> _Assignment_
Which lines of the records below contain the word "What"? Show each one.

----- Input for this task -----

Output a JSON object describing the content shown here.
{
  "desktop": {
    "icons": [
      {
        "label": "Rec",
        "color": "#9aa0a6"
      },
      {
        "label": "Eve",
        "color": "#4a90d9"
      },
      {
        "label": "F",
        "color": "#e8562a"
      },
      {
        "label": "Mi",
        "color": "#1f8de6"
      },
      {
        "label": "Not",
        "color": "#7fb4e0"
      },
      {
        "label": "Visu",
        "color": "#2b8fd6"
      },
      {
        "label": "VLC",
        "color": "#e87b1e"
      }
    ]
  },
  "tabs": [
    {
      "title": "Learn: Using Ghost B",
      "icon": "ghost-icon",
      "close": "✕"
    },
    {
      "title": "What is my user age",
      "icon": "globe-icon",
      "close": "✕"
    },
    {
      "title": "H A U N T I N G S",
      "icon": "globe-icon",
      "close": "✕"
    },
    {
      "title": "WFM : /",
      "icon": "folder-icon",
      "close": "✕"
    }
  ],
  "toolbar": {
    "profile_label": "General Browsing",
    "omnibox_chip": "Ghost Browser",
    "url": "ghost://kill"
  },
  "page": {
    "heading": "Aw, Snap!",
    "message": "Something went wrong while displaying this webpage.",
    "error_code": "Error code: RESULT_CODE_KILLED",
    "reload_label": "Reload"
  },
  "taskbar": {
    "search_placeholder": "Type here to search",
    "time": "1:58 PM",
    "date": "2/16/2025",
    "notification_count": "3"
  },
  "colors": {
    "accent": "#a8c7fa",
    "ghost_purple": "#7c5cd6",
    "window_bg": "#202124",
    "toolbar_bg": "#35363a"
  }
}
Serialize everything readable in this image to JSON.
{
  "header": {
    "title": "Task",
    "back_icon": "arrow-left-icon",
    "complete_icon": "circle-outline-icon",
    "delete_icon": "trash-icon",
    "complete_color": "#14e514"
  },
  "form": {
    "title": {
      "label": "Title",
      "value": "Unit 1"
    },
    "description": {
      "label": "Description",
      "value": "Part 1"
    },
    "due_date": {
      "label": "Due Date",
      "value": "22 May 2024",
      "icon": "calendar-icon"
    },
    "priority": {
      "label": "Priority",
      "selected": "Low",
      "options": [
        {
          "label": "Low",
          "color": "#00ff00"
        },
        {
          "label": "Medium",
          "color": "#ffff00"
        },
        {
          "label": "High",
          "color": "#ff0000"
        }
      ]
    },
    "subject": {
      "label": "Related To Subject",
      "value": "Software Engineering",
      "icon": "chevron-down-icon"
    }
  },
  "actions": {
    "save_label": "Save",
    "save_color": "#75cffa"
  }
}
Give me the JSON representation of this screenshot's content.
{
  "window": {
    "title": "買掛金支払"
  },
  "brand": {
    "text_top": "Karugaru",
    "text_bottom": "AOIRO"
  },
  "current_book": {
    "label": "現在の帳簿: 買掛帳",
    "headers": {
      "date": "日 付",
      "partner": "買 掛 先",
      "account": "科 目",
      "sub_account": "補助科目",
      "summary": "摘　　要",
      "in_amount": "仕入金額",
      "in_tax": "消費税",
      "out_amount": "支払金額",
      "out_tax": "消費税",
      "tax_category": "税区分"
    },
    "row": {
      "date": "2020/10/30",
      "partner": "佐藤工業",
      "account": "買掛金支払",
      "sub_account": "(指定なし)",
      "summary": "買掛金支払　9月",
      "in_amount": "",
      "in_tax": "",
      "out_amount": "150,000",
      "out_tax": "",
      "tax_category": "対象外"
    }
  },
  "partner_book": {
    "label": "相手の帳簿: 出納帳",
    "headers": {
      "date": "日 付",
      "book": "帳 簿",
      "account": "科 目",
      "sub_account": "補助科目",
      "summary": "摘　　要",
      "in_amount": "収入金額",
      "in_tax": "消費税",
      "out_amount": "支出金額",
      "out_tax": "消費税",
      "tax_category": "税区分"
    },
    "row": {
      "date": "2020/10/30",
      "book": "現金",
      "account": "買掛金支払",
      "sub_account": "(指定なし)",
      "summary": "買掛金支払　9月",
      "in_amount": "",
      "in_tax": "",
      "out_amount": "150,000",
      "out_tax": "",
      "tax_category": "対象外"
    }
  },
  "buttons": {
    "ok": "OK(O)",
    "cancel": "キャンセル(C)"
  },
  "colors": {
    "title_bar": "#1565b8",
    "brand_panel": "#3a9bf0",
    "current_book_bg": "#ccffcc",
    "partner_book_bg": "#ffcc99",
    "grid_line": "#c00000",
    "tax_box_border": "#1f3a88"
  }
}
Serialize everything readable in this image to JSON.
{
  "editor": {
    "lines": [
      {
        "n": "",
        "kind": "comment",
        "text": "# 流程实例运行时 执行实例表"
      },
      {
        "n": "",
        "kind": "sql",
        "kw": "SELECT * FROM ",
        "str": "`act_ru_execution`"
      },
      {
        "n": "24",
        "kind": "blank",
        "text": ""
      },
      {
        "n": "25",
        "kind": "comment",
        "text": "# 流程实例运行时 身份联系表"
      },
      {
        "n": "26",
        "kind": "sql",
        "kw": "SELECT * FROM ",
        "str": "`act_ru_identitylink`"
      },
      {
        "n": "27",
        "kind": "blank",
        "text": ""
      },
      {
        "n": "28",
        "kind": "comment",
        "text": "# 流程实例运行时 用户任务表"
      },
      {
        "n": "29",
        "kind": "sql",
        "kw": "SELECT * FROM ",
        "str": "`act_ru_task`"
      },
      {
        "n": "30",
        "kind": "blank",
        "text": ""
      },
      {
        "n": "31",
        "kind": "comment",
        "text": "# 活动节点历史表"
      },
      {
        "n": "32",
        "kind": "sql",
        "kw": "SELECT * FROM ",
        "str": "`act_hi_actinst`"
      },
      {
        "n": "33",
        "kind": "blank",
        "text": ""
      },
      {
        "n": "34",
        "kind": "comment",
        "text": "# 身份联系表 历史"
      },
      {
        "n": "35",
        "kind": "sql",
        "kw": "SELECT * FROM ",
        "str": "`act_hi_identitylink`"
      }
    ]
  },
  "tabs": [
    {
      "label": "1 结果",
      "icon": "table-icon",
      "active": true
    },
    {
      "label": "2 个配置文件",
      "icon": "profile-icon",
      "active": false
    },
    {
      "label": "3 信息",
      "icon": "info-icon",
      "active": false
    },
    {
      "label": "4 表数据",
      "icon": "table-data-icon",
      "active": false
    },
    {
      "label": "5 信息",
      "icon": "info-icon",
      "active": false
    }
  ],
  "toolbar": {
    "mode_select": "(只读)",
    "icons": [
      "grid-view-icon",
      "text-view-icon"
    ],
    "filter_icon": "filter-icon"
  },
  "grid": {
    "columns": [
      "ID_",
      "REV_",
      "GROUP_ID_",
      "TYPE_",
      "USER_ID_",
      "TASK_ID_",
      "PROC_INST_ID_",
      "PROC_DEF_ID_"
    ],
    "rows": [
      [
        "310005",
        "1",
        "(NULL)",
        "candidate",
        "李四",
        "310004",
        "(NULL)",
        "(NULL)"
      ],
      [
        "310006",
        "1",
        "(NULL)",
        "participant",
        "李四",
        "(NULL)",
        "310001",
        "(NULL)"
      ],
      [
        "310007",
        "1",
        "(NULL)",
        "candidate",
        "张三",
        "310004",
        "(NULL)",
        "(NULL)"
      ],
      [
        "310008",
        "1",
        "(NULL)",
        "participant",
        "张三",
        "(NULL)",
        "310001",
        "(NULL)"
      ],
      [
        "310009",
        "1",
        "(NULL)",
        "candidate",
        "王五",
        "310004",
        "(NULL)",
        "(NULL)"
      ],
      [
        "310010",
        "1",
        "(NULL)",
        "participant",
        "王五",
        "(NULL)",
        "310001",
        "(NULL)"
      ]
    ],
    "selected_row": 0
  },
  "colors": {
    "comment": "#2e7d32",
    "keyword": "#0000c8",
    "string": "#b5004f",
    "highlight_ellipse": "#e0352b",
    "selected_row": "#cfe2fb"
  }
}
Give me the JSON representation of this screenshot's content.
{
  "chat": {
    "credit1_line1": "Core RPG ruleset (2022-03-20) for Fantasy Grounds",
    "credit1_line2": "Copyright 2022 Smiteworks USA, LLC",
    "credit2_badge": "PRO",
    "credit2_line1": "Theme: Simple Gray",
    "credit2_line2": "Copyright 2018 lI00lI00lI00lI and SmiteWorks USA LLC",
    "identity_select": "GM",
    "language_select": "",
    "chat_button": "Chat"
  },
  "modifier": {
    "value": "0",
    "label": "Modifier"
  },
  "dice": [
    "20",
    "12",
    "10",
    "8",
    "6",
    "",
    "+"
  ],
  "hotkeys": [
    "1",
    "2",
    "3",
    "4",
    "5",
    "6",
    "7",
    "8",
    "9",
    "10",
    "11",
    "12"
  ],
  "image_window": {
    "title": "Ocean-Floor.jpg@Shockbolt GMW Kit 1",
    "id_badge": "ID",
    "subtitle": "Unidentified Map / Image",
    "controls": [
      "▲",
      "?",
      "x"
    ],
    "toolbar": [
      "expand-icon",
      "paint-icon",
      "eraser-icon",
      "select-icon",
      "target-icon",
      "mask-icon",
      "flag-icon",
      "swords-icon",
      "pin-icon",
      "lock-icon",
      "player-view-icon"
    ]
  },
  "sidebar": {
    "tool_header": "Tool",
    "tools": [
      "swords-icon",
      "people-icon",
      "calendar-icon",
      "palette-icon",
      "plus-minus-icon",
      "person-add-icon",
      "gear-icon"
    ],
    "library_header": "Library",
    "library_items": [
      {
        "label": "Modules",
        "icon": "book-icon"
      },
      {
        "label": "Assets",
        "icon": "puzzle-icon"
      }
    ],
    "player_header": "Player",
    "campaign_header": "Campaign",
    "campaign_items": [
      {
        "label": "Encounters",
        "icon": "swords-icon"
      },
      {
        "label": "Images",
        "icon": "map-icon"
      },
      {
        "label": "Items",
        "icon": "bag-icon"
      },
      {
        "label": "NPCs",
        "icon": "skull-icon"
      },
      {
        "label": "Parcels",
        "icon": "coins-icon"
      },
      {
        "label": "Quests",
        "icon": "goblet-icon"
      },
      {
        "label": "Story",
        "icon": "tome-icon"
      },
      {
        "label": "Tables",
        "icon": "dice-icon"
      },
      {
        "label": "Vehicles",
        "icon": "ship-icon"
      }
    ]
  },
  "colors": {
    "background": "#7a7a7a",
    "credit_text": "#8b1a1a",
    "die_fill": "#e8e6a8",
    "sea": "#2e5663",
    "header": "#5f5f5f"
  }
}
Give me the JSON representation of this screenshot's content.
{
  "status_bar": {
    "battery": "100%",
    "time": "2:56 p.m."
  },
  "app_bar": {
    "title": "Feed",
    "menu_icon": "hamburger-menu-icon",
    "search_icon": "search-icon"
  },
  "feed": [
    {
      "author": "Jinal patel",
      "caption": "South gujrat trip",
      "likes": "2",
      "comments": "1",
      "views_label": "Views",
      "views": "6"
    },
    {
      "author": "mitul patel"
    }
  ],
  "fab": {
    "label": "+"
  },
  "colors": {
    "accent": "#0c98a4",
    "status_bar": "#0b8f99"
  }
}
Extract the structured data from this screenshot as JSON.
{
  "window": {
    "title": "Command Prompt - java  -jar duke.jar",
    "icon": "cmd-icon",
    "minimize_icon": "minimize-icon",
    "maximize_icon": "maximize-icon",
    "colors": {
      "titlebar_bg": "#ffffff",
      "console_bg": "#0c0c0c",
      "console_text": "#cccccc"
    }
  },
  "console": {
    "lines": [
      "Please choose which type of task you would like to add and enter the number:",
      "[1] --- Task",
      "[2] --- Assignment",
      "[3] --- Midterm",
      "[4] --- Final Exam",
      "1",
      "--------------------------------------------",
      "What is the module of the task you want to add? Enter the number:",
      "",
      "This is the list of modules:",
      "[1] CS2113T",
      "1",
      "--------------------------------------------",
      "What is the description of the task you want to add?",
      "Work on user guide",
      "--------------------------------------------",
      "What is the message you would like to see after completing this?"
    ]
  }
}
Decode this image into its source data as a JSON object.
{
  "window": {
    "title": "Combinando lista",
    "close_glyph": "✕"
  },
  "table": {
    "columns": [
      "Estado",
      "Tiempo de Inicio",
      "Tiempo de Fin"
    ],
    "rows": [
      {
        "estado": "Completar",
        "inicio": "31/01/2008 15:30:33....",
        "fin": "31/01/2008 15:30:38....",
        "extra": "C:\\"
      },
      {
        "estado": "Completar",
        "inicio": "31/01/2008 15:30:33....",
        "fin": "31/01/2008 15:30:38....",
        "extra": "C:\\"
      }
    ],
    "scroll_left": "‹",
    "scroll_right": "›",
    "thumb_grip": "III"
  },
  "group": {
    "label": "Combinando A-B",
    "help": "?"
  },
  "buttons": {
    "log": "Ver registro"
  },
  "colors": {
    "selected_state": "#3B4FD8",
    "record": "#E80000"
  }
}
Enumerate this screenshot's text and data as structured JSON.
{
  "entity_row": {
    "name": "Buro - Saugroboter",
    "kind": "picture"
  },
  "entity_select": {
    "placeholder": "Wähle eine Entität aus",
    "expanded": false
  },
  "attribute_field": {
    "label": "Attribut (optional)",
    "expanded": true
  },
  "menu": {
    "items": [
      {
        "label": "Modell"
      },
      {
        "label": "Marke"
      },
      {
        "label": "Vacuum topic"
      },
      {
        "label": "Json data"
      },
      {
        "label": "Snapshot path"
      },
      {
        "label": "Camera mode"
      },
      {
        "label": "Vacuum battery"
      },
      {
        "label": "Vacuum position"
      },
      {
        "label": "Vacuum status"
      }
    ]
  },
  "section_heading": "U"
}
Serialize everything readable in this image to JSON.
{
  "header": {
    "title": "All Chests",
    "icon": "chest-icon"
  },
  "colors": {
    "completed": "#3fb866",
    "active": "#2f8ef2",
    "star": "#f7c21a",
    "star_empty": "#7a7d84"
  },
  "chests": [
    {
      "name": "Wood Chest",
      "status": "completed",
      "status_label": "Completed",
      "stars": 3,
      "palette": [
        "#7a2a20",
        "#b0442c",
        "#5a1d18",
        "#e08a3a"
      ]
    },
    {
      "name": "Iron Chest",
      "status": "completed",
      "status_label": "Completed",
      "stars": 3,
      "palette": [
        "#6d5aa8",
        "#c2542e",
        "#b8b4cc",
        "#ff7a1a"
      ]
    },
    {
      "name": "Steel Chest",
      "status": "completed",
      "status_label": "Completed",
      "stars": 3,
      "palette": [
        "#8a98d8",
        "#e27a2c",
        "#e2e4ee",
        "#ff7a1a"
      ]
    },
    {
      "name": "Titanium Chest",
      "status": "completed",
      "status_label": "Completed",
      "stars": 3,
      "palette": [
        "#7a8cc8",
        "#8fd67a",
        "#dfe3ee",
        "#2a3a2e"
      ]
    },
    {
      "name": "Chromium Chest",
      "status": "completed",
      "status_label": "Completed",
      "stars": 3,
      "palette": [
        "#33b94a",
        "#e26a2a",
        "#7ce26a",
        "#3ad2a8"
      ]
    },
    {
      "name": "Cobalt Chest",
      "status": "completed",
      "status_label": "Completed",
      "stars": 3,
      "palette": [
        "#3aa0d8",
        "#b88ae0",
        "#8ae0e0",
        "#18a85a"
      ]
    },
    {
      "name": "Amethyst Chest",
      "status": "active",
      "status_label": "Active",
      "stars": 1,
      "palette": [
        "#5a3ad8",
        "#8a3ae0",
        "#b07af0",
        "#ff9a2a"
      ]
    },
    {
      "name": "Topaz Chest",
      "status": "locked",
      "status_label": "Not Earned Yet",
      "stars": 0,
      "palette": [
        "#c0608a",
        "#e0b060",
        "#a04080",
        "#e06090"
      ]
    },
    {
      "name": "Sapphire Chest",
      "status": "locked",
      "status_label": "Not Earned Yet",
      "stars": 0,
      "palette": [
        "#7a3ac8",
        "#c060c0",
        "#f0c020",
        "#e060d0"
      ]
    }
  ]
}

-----

> _Answer space_
      "title": "What is my user age",
      "What is the module of the task you want to add? Enter the number:",
      "What is the description of the task you want to add?",
      "What is the message you would like to see after completing this?"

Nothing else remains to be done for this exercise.